David and His wife Mary waited patiently, over five years, for the painting they had requested. I had free reign and it took quite a while before I felt I had a fitting subject. On one of my repeated visits to the Loretta Chapel in Santa Fe, New Mexico, in a dark corner far above and to the right of the altar is a painting of a fish resting on top of a loaf of bread. I had never noticed it before- but it captivated me now. I loved the simplicity and power of the image- so straightforward in the story it was referencing, the miracle of Jesus feeding the five thousand. Soon afterwards as I contemplated the image and how I might approach it, I was reading Thor Heyerdahl’s account of his and his countryman’s pacific voyage to the Polynesian Islands from South America on a Balsa log raft named Kon-Tiki. I was struck (as were the sailors) by the almost miraculous provision of flying fish that helped to feed them on their long journey. From that day the flying fish became a new symbol for me of God’s unexpected provision. It became the centerpiece for David’s painting.
I wish my account of David wasn’t so self-centered. But I knew him through his self-less investments into me and my family. He also sponsored my wife Amy through her own ordination process. I am grateful for all that I have received from God through David. The greatest honor I can give him is to say truthfully that he was like John the Baptist in our painting, always pointing and crying “behold! the Lamb of God who comes to take away the sins of the world!”
The Reverend Jason Carter, who also grew up under David’s mentorship has written a much more fitting and beautiful remembrance of David here.
My family and our work were humbled to be featured in the most recent edition of Plough Quarterly. There is a profile by Susannah Black, and a feature on Go On: Inner Man Version, an altarpiece I made back in 2003, and also an excerpt of my responses to some questions about our lifestyle, called Farming the Universe. If you choose to take the time to read some or all of them, I sincerely hope that you enjoy them.
The grisaille underpainting of Thomas and Jesus, et all is finally to a point where I feel ready to begin applying glazes of color. After 6 years of work I thought I should take some decent photos of the whole thing before the next phase. Thank you for watching.

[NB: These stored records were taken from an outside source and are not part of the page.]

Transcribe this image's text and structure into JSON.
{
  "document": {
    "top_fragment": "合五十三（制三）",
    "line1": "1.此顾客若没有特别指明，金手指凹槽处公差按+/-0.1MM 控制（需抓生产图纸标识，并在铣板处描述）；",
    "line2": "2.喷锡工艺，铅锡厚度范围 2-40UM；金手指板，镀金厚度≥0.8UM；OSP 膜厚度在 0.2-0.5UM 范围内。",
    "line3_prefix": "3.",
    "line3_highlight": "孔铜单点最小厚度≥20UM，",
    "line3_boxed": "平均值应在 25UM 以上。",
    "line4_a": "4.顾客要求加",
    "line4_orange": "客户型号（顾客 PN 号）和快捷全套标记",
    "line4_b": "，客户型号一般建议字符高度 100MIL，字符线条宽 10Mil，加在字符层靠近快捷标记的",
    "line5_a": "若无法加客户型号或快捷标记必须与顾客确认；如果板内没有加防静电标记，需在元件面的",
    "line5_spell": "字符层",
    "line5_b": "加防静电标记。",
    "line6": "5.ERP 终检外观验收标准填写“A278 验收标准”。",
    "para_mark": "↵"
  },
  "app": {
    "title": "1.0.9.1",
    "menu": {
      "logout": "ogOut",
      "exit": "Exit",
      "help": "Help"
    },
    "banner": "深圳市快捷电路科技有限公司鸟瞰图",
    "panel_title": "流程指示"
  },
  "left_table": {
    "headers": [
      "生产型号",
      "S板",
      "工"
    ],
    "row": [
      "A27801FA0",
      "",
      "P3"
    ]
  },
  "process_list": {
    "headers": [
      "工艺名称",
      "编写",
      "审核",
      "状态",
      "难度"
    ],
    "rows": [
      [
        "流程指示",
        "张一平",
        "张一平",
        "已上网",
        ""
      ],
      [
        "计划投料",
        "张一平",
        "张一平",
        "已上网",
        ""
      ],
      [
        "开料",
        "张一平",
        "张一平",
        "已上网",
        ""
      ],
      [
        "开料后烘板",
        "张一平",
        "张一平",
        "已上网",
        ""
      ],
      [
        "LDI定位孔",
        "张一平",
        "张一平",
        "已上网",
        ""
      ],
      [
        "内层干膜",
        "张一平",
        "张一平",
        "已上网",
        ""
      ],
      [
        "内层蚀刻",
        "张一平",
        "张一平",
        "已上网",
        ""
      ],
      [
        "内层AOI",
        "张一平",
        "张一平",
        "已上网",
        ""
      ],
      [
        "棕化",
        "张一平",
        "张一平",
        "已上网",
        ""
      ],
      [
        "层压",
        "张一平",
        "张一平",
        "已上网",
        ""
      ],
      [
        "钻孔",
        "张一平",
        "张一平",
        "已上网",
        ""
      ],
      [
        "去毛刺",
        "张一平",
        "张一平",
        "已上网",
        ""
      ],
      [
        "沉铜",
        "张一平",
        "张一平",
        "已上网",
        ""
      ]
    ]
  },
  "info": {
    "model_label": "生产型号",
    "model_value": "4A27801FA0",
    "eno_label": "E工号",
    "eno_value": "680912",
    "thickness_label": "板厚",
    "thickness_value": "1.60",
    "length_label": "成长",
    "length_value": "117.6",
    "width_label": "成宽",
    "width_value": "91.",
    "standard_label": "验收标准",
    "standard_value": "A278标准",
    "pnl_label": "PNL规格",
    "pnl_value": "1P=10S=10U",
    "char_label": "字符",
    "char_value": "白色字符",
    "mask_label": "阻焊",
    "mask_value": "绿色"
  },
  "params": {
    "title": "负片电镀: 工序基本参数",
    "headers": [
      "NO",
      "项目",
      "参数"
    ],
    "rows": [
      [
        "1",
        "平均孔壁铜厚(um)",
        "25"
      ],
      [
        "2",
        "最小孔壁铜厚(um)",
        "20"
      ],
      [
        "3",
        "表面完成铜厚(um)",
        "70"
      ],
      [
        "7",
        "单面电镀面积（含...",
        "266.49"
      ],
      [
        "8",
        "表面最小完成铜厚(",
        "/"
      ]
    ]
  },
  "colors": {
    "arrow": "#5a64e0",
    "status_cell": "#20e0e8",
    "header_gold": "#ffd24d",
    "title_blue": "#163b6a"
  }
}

The completion of a painting generally means a decision to stop working on it, otherwise the cycle would never end. This painting, which was begun in October of 2009 reached that generally unheralded milestone of “completion” this fall, 6 years later. Technically, the work is not entirely done, as I have yet to build the frame for it, which, especially for my panel paintings, represent a significant part of the presentation and outer composition. I hope share some of the meaning behind this painting at some future date.